Author(s): Estecha A, SnchezMartn L, PuigKrger A, Bartolom RA, Teixid J,
Abstract Share this page
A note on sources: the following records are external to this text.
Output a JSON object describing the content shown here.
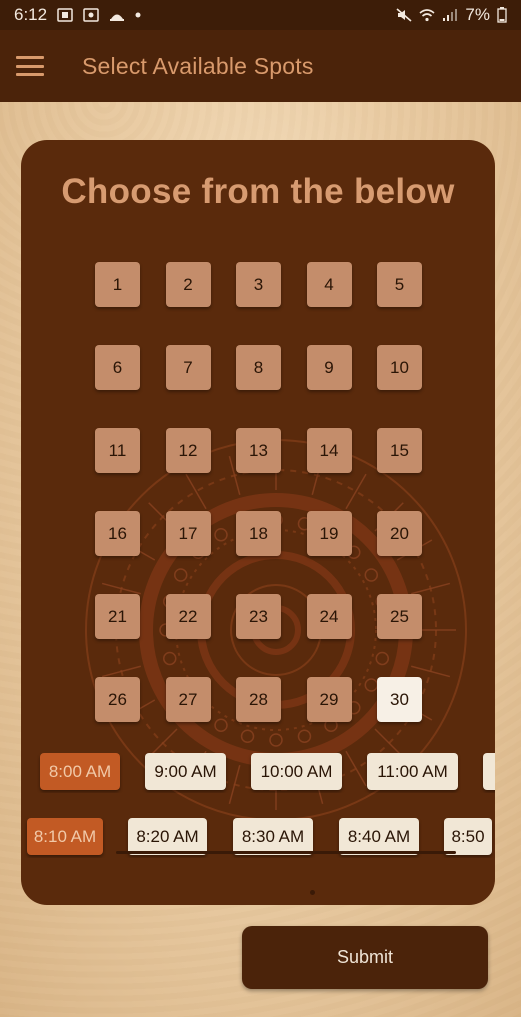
{
  "status_bar": {
    "time": "6:12",
    "battery": "7%"
  },
  "app_bar": {
    "title": "Select Available Spots"
  },
  "card": {
    "heading": "Choose from the below",
    "spots": [
      "1",
      "2",
      "3",
      "4",
      "5",
      "6",
      "7",
      "8",
      "9",
      "10",
      "11",
      "12",
      "13",
      "14",
      "15",
      "16",
      "17",
      "18",
      "19",
      "20",
      "21",
      "22",
      "23",
      "24",
      "25",
      "26",
      "27",
      "28",
      "29",
      "30"
    ],
    "selected_spot": "30",
    "times_row1": [
      "8:00 AM",
      "9:00 AM",
      "10:00 AM",
      "11:00 AM",
      ""
    ],
    "times_row2": [
      "8:10 AM",
      "8:20 AM",
      "8:30 AM",
      "8:40 AM",
      "8:50"
    ],
    "active_time_row1": "8:00 AM",
    "active_time_row2": "8:10 AM"
  },
  "submit": {
    "label": "Submit"
  },
  "colors": {
    "app_bar": "#4b230a",
    "card": "#5a2a0c",
    "spot": "#c48d6b",
    "spot_selected": "#f7f0e6",
    "time_active": "#c25a24",
    "accent_text": "#d79b71"
  },
  "icons": {
    "menu": "hamburger-menu-icon",
    "status_left": [
      "screenshot-icon",
      "screen-record-icon",
      "weather-icon",
      "notification-dot-icon"
    ],
    "status_right": [
      "mute-icon",
      "wifi-icon",
      "signal-icon",
      "battery-icon"
    ]
  }
}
Abstract Tumour cell dissemination through corporal fluids (blood, lymph and body cavity fluids) is a distinctive feature of the metastatic process. Tumour cell transition from fluid to adhesive conditions involves an early polarization event and major rearrangements of the submembrane cytoskeleton that remain poorly understood. As regulation of cortical actin-membrane binding might be important in this process, we investigated the role of ezrin and moesin, which are key crosslinking proteins of the ERM (ezrin, radixin, moesin) family. We used short interfering RNA (siRNA) to show that moesin is crucial for invasion by melanoma cells in 3D matrices and in early lung colonization. Using live imaging, we show that following initial adhesion to the endothelium or 3D matrices, moesin is redistributed away from the region of adhesion, thereby generating a polarized cortex: a stable cortical actin dome enriched in moesin and an invasive membrane domain full of blebs. Using Lifeact-GFP, a 17-amino-acid peptide that binds F-actin, we show the initial symmetry breaking of cortical actin cytoskeleton during early attachment of round cells. We also demonstrated that ezrin and moesin are differentially distributed during initial invasion of 3D matrices, and, specifically, that moesin controls adhesion-dependent activation of Rho and subsequent myosin II contractility. Our results reveal that polarized moesin plays a role in orienting Rho activation, myosin II contractility, and cortical actin stability, which is crucial for driving directional vertical migration instead of superficial spreading on the fluid-to-solid tissue interface. We propose that this mechanism of cortical polarization could sustain extravasation of fluid-borne tumour cells during the process of metastasis.
This article was published in J Cell Sci
and referenced in Journal of Addiction Research & Therapy